7″ x 10″, softcover
Dissatisfied with passive consumption, many residents of Portland, Oregon, take matters into their own hands. Associate Professor of Urban Studies Charles Heying noticed these local artisans prospering all over the city and set out to study their thriving economy. Profiling hundreds of local businesses, and with an eye on Portland’s unique penchant for sustainability and urban development, Brew to Bikes is about everything from bike manufacturers to microbreweries, from do-it-yourself to traditional crafts. A treatise to local, ethical business practices, Brew to Bikes positions Portland as a hub of artisan ingenuity worthy of admiration.
Ooligan Press sincerely regrets an error in the first print edition of Brew to Bikes: Portland’s Artisan Economy. Contributor and freelance writer Rebecca Ragain’s name was spelled incorrectly. The upcoming e-book reflects the corrected spelling.
Brew to Bikes puts much of what I’ve suspected about our local artisan economy into more academic and in-depth terms. It’s a welcome analysis that should give inspiration and ammunition to supporters of our vibrant, small-scale, local economy.
— Jonathan Maus, BikePortland.org
Charles Heying is Associate Professor of Urban Studies and Planning at Portland State University in Portland, Oregon. His research interests include the interrelationship of private, nonprofit, and public sectors in market economies; institutional network analysis; and elites, power, and social transformation. Heying’s interests led him to develop a new project on Portland’s artisan economy, depicting the “creative class” and cultural economy of a rising city.
In 2011, Heying and his students started the Artisan Economy Initiative and their blog can be viewed here.

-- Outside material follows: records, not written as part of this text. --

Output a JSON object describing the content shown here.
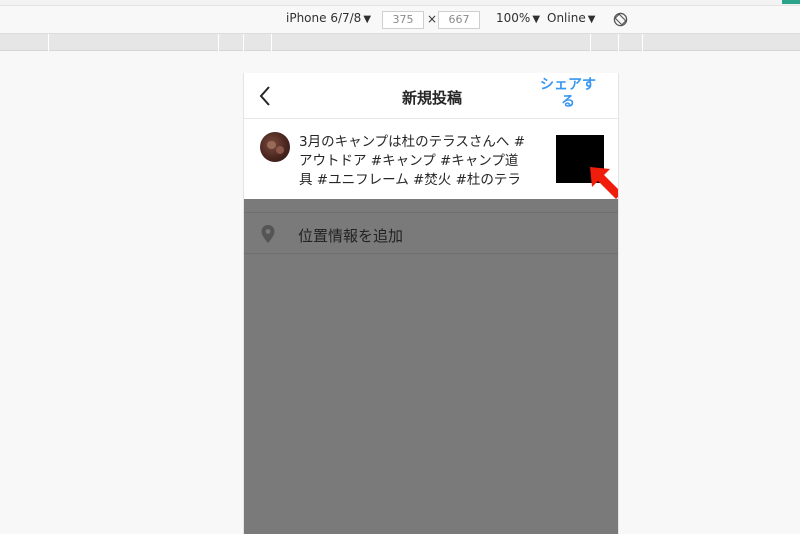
{
  "devtools": {
    "device": "iPhone 6/7/8",
    "width": "375",
    "height": "667",
    "dimension_separator": "×",
    "zoom": "100%",
    "network": "Online",
    "dropdown_glyph": "▼"
  },
  "post": {
    "title": "新規投稿",
    "share_label": "シェアする",
    "caption": "3月のキャンプは杜のテラスさんへ #アウトドア #キャンプ #キャンプ道具 #ユニフレーム #焚火 #杜のテラス",
    "add_location_label": "位置情報を追加"
  },
  "colors": {
    "accent": "#3897f0",
    "overlay": "#7a7a7a",
    "arrow": "#f01c0c"
  }
}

Find support for academic principles and theory in Brew to Bikes: Portland’s Artisan Economy, a comprehensive look at artisan business practices within an urban environment. Revealing Portland, Oregon’s unique penchant for sustainable urban development, this text profiles hundreds of local businesses and organizations in industries such as food, fashion, entertainment, technology, and transportation. From microbreweries to coffee roasters, farmers’ markets to thrift stores, and custom-built bikes to the green scene, Portland State University Urban Studies and Planning Professor Charles Heying details how the city’s artisan economy encourages the community to support local and sustainable industries. Add Brew to Bikes to your syllabus and employ Heying’s analysis of Portland’s unique economy to help your students grasp ideas pertinent to the progressive development of cities across the nation.
Topics: Artisan Economies, Local and Sustainable Business, Urban Culture and Consumerism, Progressive Urban Development, DIY Ethos, Microeconomics
Genre: Urban Studies, Business & Economics